Defending may include going on the attack (just not this time)

In this Supreme Court decision, Hargrave J confirmed that an Insured’s proactive conduct may constitute reasonable defensive action covered under the Defence Costs extension of a D&O Policy, depending (as always) on the Policy’s wording. However, Mr Hird could not establish that his Federal Court action seeking declaratory relief against ASADA was causally linked to the Defence Costs extension.

Potent antidote to denial: at behest of liquidators, court declares insurer must indemnify directors
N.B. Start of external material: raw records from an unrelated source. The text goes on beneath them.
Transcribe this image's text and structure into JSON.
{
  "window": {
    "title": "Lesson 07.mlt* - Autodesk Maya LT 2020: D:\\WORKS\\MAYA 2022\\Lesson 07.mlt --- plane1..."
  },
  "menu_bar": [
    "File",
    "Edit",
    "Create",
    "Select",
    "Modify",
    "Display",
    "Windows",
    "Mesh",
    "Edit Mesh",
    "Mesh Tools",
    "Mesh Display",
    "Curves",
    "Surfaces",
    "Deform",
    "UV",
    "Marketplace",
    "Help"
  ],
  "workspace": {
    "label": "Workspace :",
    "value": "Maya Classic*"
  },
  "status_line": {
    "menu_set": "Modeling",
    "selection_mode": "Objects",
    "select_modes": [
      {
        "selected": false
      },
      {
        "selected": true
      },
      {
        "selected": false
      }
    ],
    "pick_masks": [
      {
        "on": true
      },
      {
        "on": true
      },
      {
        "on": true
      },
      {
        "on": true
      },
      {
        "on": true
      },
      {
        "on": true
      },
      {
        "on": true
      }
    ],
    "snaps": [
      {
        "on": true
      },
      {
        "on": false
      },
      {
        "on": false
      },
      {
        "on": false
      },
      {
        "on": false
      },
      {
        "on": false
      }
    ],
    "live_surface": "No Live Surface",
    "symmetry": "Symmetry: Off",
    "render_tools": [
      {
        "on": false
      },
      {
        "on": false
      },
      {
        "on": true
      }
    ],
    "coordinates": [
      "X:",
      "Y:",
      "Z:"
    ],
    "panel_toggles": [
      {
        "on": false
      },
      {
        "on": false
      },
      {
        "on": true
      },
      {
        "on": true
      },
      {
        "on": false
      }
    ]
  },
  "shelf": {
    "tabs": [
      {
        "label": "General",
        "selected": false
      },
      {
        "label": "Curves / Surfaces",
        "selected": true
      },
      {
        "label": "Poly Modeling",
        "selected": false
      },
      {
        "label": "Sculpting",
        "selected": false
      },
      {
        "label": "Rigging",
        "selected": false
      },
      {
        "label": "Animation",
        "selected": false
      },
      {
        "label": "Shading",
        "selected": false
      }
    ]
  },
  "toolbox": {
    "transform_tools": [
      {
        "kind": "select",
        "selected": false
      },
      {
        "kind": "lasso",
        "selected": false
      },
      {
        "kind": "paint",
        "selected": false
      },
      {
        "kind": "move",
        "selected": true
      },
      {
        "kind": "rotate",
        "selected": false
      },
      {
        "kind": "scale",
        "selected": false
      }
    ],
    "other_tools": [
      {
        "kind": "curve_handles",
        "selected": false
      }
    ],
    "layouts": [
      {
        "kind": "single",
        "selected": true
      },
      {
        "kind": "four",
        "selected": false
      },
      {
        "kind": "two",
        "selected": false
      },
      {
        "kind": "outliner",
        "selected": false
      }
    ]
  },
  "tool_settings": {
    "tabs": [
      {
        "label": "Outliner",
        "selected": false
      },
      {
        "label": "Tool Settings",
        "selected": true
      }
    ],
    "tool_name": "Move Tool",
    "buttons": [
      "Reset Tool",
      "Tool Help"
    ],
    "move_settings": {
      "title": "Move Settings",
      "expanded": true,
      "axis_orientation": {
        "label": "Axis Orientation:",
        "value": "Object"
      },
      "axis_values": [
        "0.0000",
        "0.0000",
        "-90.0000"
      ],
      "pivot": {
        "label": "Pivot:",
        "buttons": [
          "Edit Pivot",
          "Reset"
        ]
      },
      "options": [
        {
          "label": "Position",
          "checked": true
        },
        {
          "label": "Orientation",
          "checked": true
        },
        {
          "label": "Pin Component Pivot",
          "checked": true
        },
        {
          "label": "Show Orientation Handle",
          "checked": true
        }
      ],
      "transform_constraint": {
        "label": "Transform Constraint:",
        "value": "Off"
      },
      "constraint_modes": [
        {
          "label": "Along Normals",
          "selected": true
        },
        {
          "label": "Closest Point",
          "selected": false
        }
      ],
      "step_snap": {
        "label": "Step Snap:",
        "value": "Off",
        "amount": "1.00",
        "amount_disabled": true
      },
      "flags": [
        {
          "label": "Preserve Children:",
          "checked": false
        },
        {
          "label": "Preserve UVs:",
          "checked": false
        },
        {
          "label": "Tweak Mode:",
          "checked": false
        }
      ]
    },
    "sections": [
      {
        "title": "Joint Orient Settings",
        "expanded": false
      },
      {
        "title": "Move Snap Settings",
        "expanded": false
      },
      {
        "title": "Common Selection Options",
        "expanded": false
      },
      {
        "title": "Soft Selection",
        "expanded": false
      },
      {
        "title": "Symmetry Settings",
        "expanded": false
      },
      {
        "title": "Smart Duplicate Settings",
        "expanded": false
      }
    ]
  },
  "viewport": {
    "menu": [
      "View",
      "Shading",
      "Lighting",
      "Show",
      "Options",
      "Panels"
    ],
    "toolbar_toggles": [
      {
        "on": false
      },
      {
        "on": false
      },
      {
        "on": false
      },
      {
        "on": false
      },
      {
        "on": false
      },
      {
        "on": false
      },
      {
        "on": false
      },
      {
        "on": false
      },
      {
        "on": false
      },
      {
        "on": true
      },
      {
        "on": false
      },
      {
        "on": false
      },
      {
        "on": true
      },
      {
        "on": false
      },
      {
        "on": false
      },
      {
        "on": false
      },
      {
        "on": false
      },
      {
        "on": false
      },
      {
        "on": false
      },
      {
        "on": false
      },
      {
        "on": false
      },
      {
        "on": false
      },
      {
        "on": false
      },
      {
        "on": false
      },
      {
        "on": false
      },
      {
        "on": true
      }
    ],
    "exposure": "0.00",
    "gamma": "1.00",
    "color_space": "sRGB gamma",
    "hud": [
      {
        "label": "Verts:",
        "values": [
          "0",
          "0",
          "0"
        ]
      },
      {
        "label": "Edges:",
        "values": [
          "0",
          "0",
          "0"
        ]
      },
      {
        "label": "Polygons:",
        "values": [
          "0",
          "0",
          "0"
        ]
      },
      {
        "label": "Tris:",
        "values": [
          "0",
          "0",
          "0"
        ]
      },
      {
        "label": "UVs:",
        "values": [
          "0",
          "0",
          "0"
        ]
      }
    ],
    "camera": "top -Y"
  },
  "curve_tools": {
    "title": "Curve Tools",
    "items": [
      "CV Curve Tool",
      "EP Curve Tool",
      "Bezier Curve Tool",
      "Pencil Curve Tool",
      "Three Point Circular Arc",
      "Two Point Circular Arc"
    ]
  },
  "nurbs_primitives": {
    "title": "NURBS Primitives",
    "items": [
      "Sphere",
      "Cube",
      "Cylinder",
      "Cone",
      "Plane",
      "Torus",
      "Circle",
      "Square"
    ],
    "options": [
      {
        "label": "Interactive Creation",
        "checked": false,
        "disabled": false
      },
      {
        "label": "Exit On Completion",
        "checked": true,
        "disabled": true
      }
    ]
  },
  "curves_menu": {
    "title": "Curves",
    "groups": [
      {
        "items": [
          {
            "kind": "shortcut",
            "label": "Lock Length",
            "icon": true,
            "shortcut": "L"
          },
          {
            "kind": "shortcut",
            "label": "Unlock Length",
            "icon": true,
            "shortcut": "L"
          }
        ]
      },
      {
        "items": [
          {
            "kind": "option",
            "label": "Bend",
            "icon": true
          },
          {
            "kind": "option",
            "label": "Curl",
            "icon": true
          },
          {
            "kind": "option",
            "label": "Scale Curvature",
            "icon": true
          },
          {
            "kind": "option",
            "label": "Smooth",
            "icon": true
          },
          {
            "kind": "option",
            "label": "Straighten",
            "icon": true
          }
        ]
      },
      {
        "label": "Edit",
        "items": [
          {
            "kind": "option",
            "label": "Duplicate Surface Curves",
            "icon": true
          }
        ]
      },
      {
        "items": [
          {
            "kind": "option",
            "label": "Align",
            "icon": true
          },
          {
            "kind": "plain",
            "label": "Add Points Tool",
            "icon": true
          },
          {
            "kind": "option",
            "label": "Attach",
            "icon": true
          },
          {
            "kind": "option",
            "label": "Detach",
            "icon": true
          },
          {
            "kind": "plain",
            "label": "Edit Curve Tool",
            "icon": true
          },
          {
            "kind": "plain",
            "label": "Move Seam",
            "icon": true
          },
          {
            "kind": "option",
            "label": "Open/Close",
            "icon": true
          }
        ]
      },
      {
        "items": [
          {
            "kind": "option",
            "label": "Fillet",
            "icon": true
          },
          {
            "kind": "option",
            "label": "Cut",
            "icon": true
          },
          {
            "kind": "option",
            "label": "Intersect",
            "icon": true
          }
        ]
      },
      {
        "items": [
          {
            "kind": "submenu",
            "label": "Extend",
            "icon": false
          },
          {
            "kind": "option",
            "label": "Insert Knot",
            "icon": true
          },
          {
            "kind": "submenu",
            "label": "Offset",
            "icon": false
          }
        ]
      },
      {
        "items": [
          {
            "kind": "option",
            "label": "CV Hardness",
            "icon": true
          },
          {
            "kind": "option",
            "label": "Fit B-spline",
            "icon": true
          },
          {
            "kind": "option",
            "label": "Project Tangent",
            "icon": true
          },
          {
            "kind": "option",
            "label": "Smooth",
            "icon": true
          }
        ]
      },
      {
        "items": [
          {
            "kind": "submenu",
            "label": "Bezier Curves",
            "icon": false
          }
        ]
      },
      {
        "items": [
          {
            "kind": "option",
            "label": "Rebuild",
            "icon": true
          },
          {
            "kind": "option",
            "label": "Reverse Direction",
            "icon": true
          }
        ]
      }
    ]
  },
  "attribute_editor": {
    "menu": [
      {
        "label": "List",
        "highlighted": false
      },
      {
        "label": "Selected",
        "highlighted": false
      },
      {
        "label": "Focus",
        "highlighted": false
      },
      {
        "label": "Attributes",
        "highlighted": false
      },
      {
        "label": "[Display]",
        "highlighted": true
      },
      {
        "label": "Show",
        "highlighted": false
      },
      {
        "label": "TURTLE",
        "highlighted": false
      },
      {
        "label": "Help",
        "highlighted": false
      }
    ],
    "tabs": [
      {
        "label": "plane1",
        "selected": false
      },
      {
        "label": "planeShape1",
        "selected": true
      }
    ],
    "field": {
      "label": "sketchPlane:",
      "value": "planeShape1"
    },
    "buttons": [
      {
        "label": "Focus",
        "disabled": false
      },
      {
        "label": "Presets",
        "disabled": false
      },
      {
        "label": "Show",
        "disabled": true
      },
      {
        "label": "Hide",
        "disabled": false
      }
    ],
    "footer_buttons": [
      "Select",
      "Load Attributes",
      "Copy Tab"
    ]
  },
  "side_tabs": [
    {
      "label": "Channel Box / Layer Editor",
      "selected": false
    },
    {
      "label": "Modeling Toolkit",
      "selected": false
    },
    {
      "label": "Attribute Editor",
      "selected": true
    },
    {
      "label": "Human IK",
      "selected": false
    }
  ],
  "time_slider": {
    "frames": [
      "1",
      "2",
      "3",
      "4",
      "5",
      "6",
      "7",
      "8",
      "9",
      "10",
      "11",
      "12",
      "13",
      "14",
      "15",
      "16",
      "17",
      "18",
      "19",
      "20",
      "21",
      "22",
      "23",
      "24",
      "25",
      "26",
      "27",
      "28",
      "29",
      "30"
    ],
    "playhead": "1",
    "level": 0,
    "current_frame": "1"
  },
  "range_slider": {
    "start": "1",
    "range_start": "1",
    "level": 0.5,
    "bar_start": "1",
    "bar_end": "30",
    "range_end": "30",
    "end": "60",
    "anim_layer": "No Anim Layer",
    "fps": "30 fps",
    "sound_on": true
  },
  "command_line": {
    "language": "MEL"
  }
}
Liquidators brought action against company directors under s 588M(2) of Corporations Act 2001 (Cth) – Liquidators sought to join third party insurer after insurer denied liability – Supreme Court had jurisdiction to grant declaratory relief on liquidators’ application – Meaning of justiciable controversy

Federal Court applies s 54 broadly (again)

In Pantaenius Australia Pty Ltd v Watkins Syndicate 0467 at Lloyds [2016] FCA 1 Foster J considered whether one insurer (‘Pantaenius’) could claim contribution from another insurer (‘Nautilus’) regarding damage to a yacht.

The case demonstrates that the courts continue to interpret the scope of s 54 of the Insurance Contracts Act 1984 (Cth) (‘ICA’) broadly, and beneficially to insureds. The case also confirms that a co-insurer can rely on s 54 to establish double insurance for the purpose of obtaining contribution.

Insurers on the hook: High Court holds that insurers of insolvent companies can be joined to proceedings commenced by third parties against those companies

The High Court of Australia has held unanimously[1] that a person who commences proceedings against an insolvent company or a bankrupt individual can join that defendant’s insurer to the proceedings and seek a declaration that the insurer is liable to indemnify the defendant.